Half-length representation of Nikephoros with long hair and wearing a simple circlet (?) and a chlamys ornamented with a large tablion. He holds a globus cruciger in his right hand and seemingly his left under his chlamys. Circular inscription beginning at 9 o’clock. Border of dots.


Νικηφόρῳ δεσπ(ό)τ(ῃ) τῷ Μελ(ισηνῷ)


Θεοτόκε βοήθει Νικηφόρῳ δεσπότῃ τῷ Μελισηνῷ.

Mother of God, help Nikephoros Melissenos, despotes.


Nikephoros revolted against the rule of Nikephoros III Botaneiates, and at Nicaea in late 1080 he assumed the title of emperor. His revolt ended when he reached agreement with Alexios Komnenos on 4 April 1081, that he would abandon his claim to the throne in exchange for the title of caesar and for the receipt of certain revenues. He died in November of 1104. For the sources and a brief discussion of Nikephoros’s revolt see Cheynet, Pouvoir, no. 111. In addition to despotes, surviving seals for Melissenos include the titles autokrator and caesar; the latter It is belongs to the period after he signed the truce with Alexios Komnenos (BZS.1958.106.649).

There are two options for dating. While the seal includes the title despotes, adopted during his attempted usurpation of the throne, and present on his two-thirds miliaresion (BNC 2:58/S/AR/01 [p. 92]), he does not wear a crown and is in the regalia of a caesar. Therefore, Zacos and Veglery (no. 2699) have argued that this group of seals belongs to the period after the accommodation with Alexios I.

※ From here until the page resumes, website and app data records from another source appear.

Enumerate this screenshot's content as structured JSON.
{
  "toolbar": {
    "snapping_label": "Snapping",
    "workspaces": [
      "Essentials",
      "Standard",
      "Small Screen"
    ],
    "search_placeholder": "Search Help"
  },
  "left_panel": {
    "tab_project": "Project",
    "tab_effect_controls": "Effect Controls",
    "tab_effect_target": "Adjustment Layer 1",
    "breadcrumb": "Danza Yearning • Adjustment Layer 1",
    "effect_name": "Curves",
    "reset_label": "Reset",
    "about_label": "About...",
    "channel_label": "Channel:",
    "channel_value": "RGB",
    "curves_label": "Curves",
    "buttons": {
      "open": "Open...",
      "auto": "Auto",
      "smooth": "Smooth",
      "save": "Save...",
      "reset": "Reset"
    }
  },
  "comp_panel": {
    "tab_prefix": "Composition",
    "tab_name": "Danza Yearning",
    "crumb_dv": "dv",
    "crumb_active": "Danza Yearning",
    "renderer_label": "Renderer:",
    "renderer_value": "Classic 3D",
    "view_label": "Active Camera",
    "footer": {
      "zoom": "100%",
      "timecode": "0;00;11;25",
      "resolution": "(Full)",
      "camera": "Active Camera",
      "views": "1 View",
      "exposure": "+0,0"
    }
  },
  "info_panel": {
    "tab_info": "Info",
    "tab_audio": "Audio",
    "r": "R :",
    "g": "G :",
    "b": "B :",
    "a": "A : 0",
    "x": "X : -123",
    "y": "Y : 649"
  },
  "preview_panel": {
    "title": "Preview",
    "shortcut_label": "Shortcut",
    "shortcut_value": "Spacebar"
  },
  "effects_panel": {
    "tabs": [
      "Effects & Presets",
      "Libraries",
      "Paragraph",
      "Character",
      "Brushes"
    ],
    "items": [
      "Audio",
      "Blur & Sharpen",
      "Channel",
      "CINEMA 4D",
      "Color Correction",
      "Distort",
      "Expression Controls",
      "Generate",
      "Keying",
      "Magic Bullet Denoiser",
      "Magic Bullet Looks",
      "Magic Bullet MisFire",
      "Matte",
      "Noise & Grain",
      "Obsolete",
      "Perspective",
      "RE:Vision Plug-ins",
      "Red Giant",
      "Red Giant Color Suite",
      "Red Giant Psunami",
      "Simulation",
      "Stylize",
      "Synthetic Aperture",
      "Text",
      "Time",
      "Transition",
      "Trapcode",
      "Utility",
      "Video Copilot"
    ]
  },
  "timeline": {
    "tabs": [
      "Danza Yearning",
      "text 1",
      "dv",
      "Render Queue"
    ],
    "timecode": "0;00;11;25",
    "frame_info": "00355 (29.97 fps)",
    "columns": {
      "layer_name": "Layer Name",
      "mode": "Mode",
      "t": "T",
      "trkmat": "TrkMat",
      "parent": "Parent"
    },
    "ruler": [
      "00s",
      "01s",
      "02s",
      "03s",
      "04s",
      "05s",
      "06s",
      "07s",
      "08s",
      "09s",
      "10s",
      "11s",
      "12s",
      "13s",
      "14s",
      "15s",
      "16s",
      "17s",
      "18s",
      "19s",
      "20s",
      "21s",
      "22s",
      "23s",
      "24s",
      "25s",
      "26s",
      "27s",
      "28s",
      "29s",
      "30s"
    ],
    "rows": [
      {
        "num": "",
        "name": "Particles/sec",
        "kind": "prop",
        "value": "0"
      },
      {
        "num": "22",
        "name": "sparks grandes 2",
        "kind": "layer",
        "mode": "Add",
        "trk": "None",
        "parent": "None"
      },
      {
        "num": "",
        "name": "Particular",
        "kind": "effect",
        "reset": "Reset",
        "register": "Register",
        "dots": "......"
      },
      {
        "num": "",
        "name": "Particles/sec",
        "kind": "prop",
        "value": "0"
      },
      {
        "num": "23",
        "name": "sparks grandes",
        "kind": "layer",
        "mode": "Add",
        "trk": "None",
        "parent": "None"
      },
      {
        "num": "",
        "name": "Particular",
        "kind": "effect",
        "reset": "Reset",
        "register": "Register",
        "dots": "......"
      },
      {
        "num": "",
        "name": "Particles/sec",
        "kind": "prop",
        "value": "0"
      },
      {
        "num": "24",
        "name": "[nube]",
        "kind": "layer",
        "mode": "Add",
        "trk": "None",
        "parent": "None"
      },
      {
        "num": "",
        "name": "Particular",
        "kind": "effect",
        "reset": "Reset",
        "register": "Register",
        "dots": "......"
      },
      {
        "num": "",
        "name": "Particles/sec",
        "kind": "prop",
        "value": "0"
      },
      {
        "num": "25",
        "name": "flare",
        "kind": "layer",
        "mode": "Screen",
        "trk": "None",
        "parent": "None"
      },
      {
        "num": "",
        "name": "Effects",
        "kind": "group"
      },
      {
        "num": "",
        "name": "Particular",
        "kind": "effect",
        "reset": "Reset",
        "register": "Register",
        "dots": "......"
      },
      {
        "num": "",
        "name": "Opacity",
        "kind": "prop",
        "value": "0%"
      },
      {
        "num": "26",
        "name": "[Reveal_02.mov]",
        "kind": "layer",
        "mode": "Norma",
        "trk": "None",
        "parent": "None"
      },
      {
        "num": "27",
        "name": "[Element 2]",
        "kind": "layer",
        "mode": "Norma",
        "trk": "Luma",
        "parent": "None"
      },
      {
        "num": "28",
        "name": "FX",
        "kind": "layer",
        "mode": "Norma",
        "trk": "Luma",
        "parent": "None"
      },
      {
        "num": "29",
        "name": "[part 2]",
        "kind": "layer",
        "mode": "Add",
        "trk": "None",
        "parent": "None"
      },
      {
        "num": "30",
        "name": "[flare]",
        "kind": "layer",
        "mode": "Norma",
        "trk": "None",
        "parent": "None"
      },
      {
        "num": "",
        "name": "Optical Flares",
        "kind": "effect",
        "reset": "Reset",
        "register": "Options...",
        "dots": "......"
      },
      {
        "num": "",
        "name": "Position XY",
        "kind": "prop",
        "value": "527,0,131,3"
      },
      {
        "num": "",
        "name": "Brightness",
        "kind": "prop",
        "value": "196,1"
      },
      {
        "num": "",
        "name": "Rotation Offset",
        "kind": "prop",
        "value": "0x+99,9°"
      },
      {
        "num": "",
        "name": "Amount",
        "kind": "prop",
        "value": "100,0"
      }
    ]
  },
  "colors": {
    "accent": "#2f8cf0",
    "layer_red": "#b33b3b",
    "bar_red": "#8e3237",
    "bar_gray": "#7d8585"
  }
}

On this seal, Nikephoros's head covering is much lower than on others in the same group (such as BZS.1958.106.653). He may not in fact be wearing a cap. See Hendy's remarks about the dress of caesars in DOC 4.1: p. 166 and note 95.